- Why do I feel like I have the flu on my period?
- Is Period flu normal?
- Is Period flu contagious?
- How much does your temperature rise during period?
- What is the period flu?
- Is 99.7 a fever?
- Can people smell my period?
- What happens to your body a week before your period?
- Why do I feel sick on my period?
- Can your period make you throw up?
- Does body temp rise during period?
- Does your body temperature go up before your period?
Why do I feel like I have the flu on my period?
It’s your oestrogen levels declining that does it, she says.
It’s also thanks to prostaglandins, which are hormones released before your period starts to help dislodge your uterine lining.
That process can cause some unpleasant symptoms, like diarrhoea, nausea, vomiting and general achiness..
Is Period flu normal?
Period flu is a real phenomenon where, leading up to our periods and during, we can feel similar symptoms to that of the flu. Don’t worry, it’s not contagious like regular flu, and it’s not dangerous. But, that doesn’t mean you can’t ask your doctor for advice on combating the symptoms if they occur every month.
Is Period flu contagious?
Period of Contagiousness People with flu are most contagious in the first 3-4 days after their illness begins. Some otherwise healthy adults may be able to infect others beginning 1 day before symptoms develop and up to 5 to 7 days after becoming sick.
How much does your temperature rise during period?
Your body temperature naturally changes a tiny bit throughout your menstrual cycle. It’s lower in the first part of your cycle, and then rises when you ovulate. For most people, 96-98 degrees Fahrenheit is their typical temperature before ovulation. After you ovulate, it goes up to 97-99°F.
What is the period flu?
The period flu isn’t a legit medical term, but it sure does sum up how crummy some people feel during their period. Flu-like symptoms such as headache, nausea, and even fever are just some of the complaints that have people wondering if they’re getting sick or going crazy during that time of the month.
Is 99.7 a fever?
Fever. In most adults, an oral or axillary temperature above 37.6°C (99.7°F) or a rectal or ear temperature above 38.1°C (100.6°F) is considered a fever.
Can people smell my period?
“Healthy” periods can have a slight smell of blood. They may even have a slight metallic smell from iron and bacteria. Generally speaking, period odors aren’t noticeable to others. Good hygiene practices can also combat normal period odors and make you more comfortable during menstruation.
What happens to your body a week before your period?

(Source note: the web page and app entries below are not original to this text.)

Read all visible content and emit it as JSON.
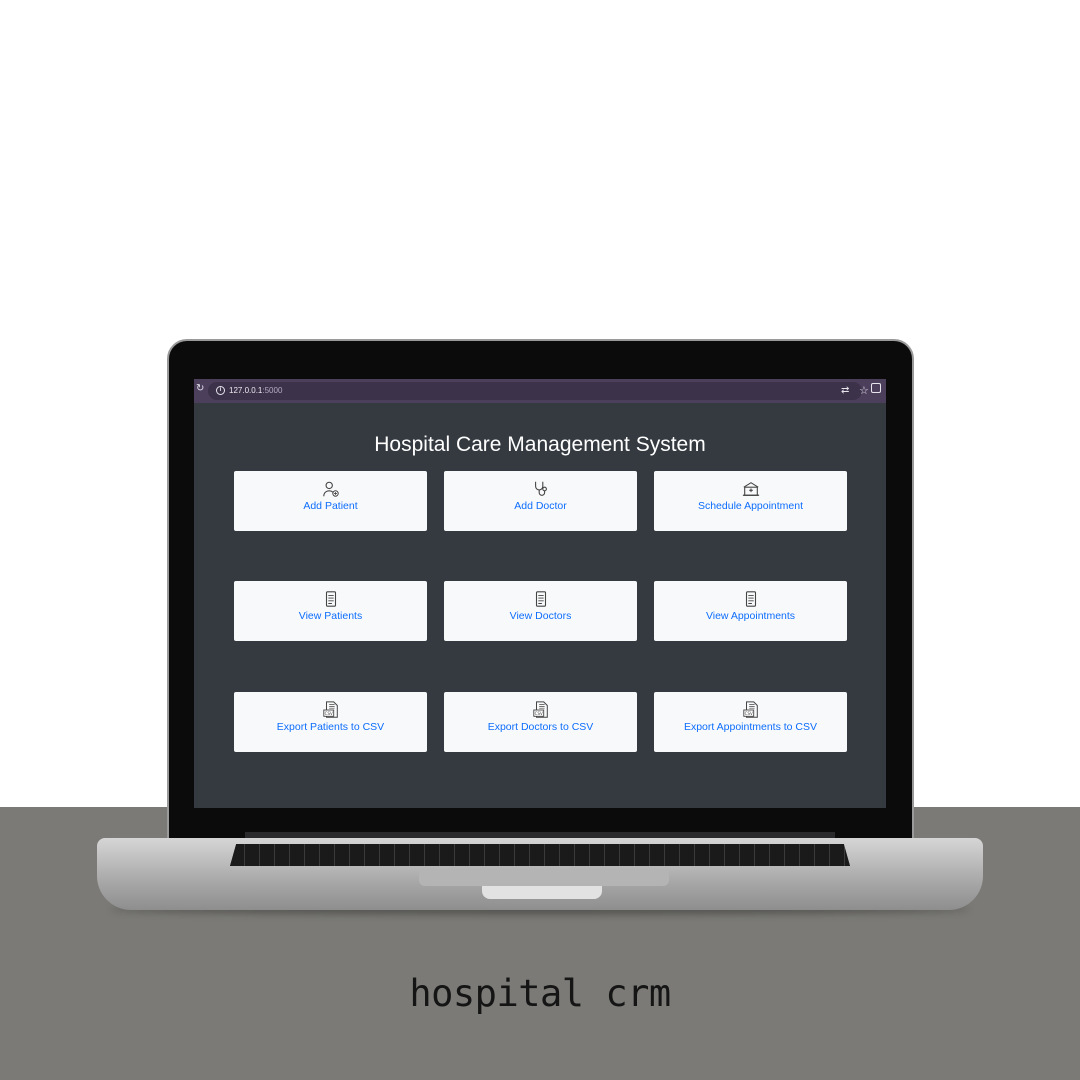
{
  "browser": {
    "url_host": "127.0.0.1",
    "url_port": ":5000"
  },
  "app": {
    "title": "Hospital Care Management System"
  },
  "cards": [
    {
      "label": "Add Patient",
      "icon": "patient-icon"
    },
    {
      "label": "Add Doctor",
      "icon": "stethoscope-icon"
    },
    {
      "label": "Schedule Appointment",
      "icon": "hospital-building-icon"
    },
    {
      "label": "View Patients",
      "icon": "document-icon"
    },
    {
      "label": "View Doctors",
      "icon": "document-icon"
    },
    {
      "label": "View Appointments",
      "icon": "document-icon"
    },
    {
      "label": "Export Patients to CSV",
      "icon": "csv-file-icon"
    },
    {
      "label": "Export Doctors to CSV",
      "icon": "csv-file-icon"
    },
    {
      "label": "Export Appointments to CSV",
      "icon": "csv-file-icon"
    }
  ],
  "caption": "hospital crm",
  "colors": {
    "screen_bg": "#343a40",
    "card_bg": "#f8f9fa",
    "link": "#0d6efd",
    "browser_bar": "#4b3f5c",
    "floor": "#7b7a76"
  }
}
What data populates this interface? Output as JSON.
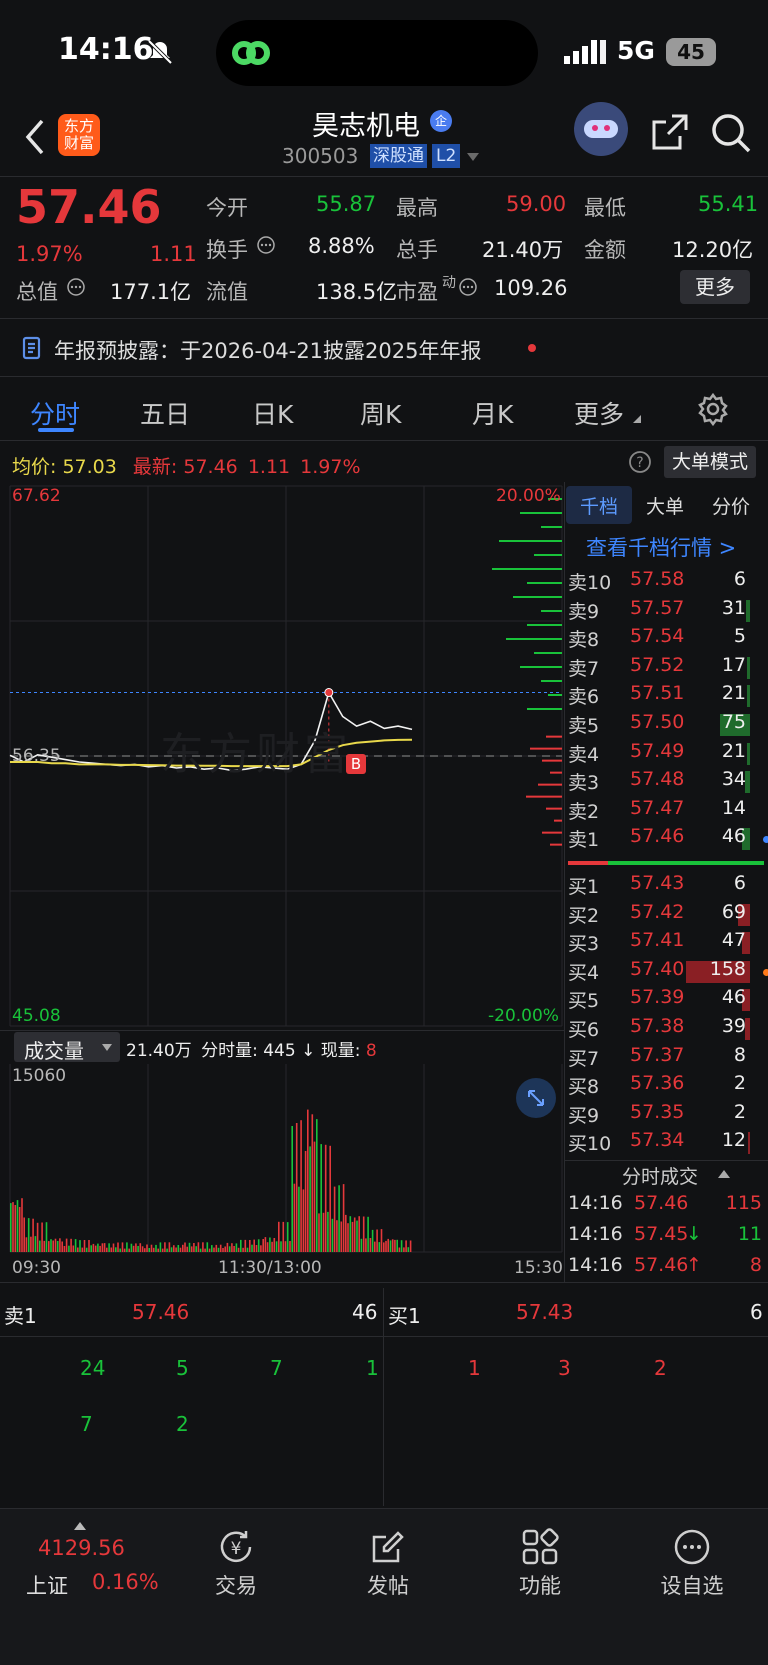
{
  "status_bar": {
    "time": "14:16",
    "network": "5G",
    "battery": "45"
  },
  "header": {
    "logo_text": "东方\n财富",
    "stock_name": "昊志机电",
    "badge_qi": "企",
    "stock_code": "300503",
    "tag_sgt": "深股通",
    "tag_l2": "L2"
  },
  "quote": {
    "price": "57.46",
    "change_pct": "1.97%",
    "change": "1.11",
    "open_label": "今开",
    "open": "55.87",
    "high_label": "最高",
    "high": "59.00",
    "low_label": "最低",
    "low": "55.41",
    "turnover_label": "换手",
    "turnover": "8.88%",
    "volume_label": "总手",
    "volume": "21.40万",
    "amount_label": "金额",
    "amount": "12.20亿",
    "mktcap_label": "总值",
    "mktcap": "177.1亿",
    "float_label": "流值",
    "float": "138.5亿",
    "pe_label": "市盈",
    "pe_sup": "动",
    "pe": "109.26",
    "more_button": "更多"
  },
  "notice": {
    "text": "年报预披露：于2026-04-21披露2025年年报"
  },
  "tabs": [
    "分时",
    "五日",
    "日K",
    "周K",
    "月K",
    "更多"
  ],
  "chart_header": {
    "avg_label": "均价:",
    "avg": "57.03",
    "latest_label": "最新:",
    "latest": "57.46",
    "latest_change": "1.11",
    "latest_pct": "1.97%",
    "big_order_button": "大单模式"
  },
  "chart_labels": {
    "y_top": "67.62",
    "y_bottom": "45.08",
    "pct_top": "20.00%",
    "pct_bottom": "-20.00%",
    "y_mid": "56.35",
    "time_start": "09:30",
    "time_mid": "11:30/13:00",
    "time_end": "15:30",
    "marker_b": "B",
    "watermark": "东方财富"
  },
  "volume_header": {
    "selector": "成交量",
    "total": "21.40万",
    "interval_label": "分时量:",
    "interval": "445",
    "arrow": "↓",
    "now_label": "现量:",
    "now": "8",
    "y_max": "15060"
  },
  "chart_data": {
    "type": "line",
    "title": "",
    "x_range": [
      "09:30",
      "15:30"
    ],
    "ylim": [
      45.08,
      67.62
    ],
    "series": [
      {
        "name": "价格",
        "values": [
          56.38,
          56.1,
          56.4,
          56.3,
          56.2,
          56.1,
          56.05,
          56.0,
          55.95,
          56.0,
          55.9,
          55.95,
          55.85,
          55.9,
          55.8,
          55.85,
          55.75,
          55.8,
          55.9,
          55.85,
          55.8,
          56.0,
          57.0,
          59.0,
          58.0,
          57.6,
          57.8,
          57.5,
          57.6,
          57.46
        ]
      },
      {
        "name": "均价",
        "values": [
          56.1,
          56.1,
          56.1,
          56.05,
          56.05,
          56.0,
          56.0,
          56.0,
          55.98,
          55.98,
          55.97,
          55.96,
          55.95,
          55.95,
          55.94,
          55.94,
          55.93,
          55.93,
          55.93,
          55.93,
          55.93,
          56.0,
          56.3,
          56.6,
          56.8,
          56.9,
          56.95,
          57.0,
          57.02,
          57.03
        ]
      }
    ],
    "volume": [
      6000,
      3000,
      2500,
      1500,
      1200,
      1000,
      900,
      800,
      800,
      900,
      700,
      800,
      700,
      900,
      800,
      700,
      900,
      1000,
      1200,
      1500,
      2500,
      12000,
      15060,
      9000,
      6000,
      4000,
      3000,
      2000,
      1500,
      1000
    ]
  },
  "orderbook": {
    "tabs": [
      "千档",
      "大单",
      "分价"
    ],
    "link": "查看千档行情 >",
    "asks": [
      {
        "label": "卖10",
        "price": "57.58",
        "vol": "6",
        "bar": 0.0
      },
      {
        "label": "卖9",
        "price": "57.57",
        "vol": "31",
        "bar": 0.06
      },
      {
        "label": "卖8",
        "price": "57.54",
        "vol": "5",
        "bar": 0.0
      },
      {
        "label": "卖7",
        "price": "57.52",
        "vol": "17",
        "bar": 0.04
      },
      {
        "label": "卖6",
        "price": "57.51",
        "vol": "21",
        "bar": 0.05
      },
      {
        "label": "卖5",
        "price": "57.50",
        "vol": "75",
        "bar": 0.47
      },
      {
        "label": "卖4",
        "price": "57.49",
        "vol": "21",
        "bar": 0.05
      },
      {
        "label": "卖3",
        "price": "57.48",
        "vol": "34",
        "bar": 0.08
      },
      {
        "label": "卖2",
        "price": "57.47",
        "vol": "14",
        "bar": 0.0
      },
      {
        "label": "卖1",
        "price": "57.46",
        "vol": "46",
        "bar": 0.12
      }
    ],
    "bids": [
      {
        "label": "买1",
        "price": "57.43",
        "vol": "6",
        "bar": 0.0
      },
      {
        "label": "买2",
        "price": "57.42",
        "vol": "69",
        "bar": 0.18
      },
      {
        "label": "买3",
        "price": "57.41",
        "vol": "47",
        "bar": 0.12
      },
      {
        "label": "买4",
        "price": "57.40",
        "vol": "158",
        "bar": 1.0
      },
      {
        "label": "买5",
        "price": "57.39",
        "vol": "46",
        "bar": 0.12
      },
      {
        "label": "买6",
        "price": "57.38",
        "vol": "39",
        "bar": 0.08
      },
      {
        "label": "买7",
        "price": "57.37",
        "vol": "8",
        "bar": 0.0
      },
      {
        "label": "买8",
        "price": "57.36",
        "vol": "2",
        "bar": 0.0
      },
      {
        "label": "买9",
        "price": "57.35",
        "vol": "2",
        "bar": 0.0
      },
      {
        "label": "买10",
        "price": "57.34",
        "vol": "12",
        "bar": 0.03
      }
    ],
    "trades_title": "分时成交",
    "trades": [
      {
        "time": "14:16",
        "price": "57.46",
        "vol": "115",
        "dir": ""
      },
      {
        "time": "14:16",
        "price": "57.45",
        "vol": "11",
        "dir": "↓"
      },
      {
        "time": "14:16",
        "price": "57.46",
        "vol": "8",
        "dir": "↑"
      }
    ]
  },
  "queue": {
    "sell_label": "卖1",
    "sell_price": "57.46",
    "sell_vol": "46",
    "buy_label": "买1",
    "buy_price": "57.43",
    "buy_vol": "6",
    "sell_orders": [
      "24",
      "5",
      "7",
      "1",
      "7",
      "2"
    ],
    "buy_orders": [
      "1",
      "3",
      "2"
    ]
  },
  "bottom_nav": {
    "index_value": "4129.56",
    "index_name": "上证",
    "index_pct": "0.16%",
    "items": [
      "交易",
      "发帖",
      "功能",
      "设自选"
    ]
  }
}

PMS symptoms usually occur 5-7 days before a girl/woman’s menstrual period. There are actually a total of 150 known symptoms of PMS. The most common symptoms include: mood swings, breast soreness, bloating, acne, cravings for certain foods, increased hunger and thirst, and fatigue.
Why do I feel sick on my period?
The bottom line. In general, it’s not uncommon to feel nauseous during your period. It’s usually caused by high levels of prostaglandins, which increase near the start of your period. The nausea should go away within a few days.
Can your period make you throw up?
Many girls throw up — or feel like they might throw up — just before or during their periods. Hormone changes are probably the cause, and these feelings usually go away in a day or two. Treating menstrual cramps (with over-the-counter pain relief medicines, heating pads, etc.) can help some girls get rid of the nausea.
Does body temp rise during period?
During the menstrual cycle, body temperature rises and falls slightly due to the change in hormone levels. The shift in temperature is slight, yet significant. It requires a basal body thermometer to detect – that’s a thermometer that shows two decimal places.
Does your body temperature go up before your period?
Interestingly, a true rise in body temperature happens even before your period comes and is just one of the many premenstrual changes women experience. “Once ovulation occurs the body temperature rises, though only slightly, but enough to be able to detect it’s happening,” Farrell said.